▼
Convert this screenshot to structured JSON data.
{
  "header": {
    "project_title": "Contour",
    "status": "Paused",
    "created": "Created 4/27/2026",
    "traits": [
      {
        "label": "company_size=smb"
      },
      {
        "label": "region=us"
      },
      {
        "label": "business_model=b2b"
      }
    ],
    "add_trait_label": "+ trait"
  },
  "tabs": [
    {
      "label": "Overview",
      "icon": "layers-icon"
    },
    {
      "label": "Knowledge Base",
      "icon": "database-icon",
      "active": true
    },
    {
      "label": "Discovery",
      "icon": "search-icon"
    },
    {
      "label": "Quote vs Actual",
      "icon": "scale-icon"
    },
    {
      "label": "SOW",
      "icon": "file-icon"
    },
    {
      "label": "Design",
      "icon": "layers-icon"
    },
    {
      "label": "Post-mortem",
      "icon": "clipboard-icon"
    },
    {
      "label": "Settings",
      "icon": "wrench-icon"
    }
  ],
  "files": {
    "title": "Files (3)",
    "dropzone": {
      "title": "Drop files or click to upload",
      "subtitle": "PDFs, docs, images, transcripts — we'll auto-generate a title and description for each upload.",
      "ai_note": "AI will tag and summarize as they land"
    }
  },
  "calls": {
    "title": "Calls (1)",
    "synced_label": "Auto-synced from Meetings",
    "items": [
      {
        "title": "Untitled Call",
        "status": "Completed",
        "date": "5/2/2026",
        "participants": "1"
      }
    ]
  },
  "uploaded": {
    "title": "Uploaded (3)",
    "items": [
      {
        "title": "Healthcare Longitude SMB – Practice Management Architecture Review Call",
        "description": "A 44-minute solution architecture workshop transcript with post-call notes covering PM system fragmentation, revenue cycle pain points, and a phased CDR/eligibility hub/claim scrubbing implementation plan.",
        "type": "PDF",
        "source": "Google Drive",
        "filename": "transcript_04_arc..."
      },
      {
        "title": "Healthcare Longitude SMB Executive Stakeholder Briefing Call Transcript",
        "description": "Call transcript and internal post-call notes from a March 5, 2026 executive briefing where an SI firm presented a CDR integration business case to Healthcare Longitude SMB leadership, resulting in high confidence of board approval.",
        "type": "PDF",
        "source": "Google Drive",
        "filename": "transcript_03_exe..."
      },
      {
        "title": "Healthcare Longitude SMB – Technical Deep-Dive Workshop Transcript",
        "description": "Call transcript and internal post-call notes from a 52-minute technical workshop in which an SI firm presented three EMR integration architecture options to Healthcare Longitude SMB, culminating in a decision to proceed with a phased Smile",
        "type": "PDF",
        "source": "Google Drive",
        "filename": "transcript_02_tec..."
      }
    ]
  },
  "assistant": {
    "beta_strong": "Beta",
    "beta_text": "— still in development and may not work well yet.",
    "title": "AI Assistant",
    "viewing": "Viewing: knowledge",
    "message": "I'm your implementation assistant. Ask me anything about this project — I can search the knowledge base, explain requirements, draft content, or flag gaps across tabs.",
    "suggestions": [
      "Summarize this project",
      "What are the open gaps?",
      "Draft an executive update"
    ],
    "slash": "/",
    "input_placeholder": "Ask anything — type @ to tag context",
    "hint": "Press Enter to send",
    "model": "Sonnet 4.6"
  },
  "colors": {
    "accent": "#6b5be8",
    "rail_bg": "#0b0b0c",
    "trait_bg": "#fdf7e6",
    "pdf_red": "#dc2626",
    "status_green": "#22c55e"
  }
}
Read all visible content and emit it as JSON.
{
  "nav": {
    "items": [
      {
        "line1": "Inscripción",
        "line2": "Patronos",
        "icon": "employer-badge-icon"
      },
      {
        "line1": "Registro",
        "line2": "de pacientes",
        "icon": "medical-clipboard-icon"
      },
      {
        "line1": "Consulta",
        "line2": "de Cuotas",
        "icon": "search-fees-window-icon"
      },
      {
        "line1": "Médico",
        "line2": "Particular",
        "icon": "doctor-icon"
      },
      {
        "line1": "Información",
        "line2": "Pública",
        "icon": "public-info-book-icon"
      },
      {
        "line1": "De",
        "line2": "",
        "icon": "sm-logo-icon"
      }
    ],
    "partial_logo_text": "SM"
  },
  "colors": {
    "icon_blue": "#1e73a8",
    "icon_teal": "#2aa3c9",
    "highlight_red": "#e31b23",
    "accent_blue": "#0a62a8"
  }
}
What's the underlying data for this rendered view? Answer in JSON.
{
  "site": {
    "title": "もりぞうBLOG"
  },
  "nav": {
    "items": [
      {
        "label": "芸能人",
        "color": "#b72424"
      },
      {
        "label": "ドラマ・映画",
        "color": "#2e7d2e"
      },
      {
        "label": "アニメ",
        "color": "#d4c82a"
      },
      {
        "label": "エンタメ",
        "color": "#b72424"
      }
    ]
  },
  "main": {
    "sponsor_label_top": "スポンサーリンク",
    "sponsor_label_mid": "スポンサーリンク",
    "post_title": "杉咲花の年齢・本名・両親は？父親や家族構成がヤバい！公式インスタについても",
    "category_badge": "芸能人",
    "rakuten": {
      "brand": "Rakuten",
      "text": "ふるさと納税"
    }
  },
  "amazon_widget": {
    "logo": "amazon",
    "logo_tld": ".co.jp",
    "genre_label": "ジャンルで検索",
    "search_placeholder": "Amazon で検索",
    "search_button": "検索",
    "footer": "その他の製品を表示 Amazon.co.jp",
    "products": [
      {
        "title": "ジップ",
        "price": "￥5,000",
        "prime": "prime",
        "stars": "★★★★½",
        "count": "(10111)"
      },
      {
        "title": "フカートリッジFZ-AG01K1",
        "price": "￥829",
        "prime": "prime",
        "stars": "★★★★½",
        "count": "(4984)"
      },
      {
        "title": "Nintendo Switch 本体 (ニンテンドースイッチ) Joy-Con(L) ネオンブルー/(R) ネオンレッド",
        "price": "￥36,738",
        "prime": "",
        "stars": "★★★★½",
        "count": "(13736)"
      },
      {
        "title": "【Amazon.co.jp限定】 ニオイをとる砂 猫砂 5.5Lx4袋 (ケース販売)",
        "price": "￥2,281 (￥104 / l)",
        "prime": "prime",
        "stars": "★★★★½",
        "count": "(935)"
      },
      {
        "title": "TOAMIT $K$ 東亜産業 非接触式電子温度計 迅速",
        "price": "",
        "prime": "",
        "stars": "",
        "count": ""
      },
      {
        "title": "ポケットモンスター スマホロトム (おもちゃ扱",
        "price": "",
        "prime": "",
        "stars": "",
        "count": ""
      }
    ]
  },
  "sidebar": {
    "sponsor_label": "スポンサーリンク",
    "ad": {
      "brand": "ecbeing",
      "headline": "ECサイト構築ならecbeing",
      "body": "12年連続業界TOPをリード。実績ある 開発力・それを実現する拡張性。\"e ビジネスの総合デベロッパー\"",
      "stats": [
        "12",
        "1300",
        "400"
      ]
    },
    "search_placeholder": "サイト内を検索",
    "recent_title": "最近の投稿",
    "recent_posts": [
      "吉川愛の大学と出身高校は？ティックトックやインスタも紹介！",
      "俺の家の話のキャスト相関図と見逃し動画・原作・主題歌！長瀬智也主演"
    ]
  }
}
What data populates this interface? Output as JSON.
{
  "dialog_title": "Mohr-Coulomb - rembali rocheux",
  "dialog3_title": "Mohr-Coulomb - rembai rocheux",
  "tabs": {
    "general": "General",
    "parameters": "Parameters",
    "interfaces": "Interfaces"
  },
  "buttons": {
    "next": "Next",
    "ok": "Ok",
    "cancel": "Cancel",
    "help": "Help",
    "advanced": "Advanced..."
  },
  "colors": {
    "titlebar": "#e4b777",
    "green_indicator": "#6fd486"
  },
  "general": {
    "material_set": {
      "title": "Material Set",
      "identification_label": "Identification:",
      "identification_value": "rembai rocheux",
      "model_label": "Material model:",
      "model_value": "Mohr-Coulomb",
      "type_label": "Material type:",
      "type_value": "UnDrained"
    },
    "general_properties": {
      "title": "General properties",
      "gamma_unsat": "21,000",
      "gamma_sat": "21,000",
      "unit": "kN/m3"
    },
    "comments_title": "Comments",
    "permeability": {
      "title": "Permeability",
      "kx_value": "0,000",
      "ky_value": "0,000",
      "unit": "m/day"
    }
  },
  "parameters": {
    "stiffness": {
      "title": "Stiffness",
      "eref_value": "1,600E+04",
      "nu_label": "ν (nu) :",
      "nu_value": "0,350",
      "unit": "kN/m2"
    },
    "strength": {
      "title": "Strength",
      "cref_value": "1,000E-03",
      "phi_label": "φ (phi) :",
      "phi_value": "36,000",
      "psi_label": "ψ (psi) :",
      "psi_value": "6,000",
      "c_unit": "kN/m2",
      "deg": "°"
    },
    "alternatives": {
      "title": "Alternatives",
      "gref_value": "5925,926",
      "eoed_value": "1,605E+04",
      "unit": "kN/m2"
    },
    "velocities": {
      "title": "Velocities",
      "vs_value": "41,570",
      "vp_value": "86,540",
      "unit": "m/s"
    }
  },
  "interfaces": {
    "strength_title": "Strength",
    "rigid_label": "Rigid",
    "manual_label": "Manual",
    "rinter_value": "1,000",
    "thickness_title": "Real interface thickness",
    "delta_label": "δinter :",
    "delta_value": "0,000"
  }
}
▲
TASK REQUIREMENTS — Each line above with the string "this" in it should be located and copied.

RESULT —
Convert this screenshot to structured JSON data.
    "message": "I'm your implementation assistant. Ask me anything about this project — I can search the knowledge base, explain requirements, draft content, or flag gaps across tabs.",
      "Summarize this project",
What's the underlying data for this rendered view? Answer in JSON.
What data populates this interface? Output as JSON.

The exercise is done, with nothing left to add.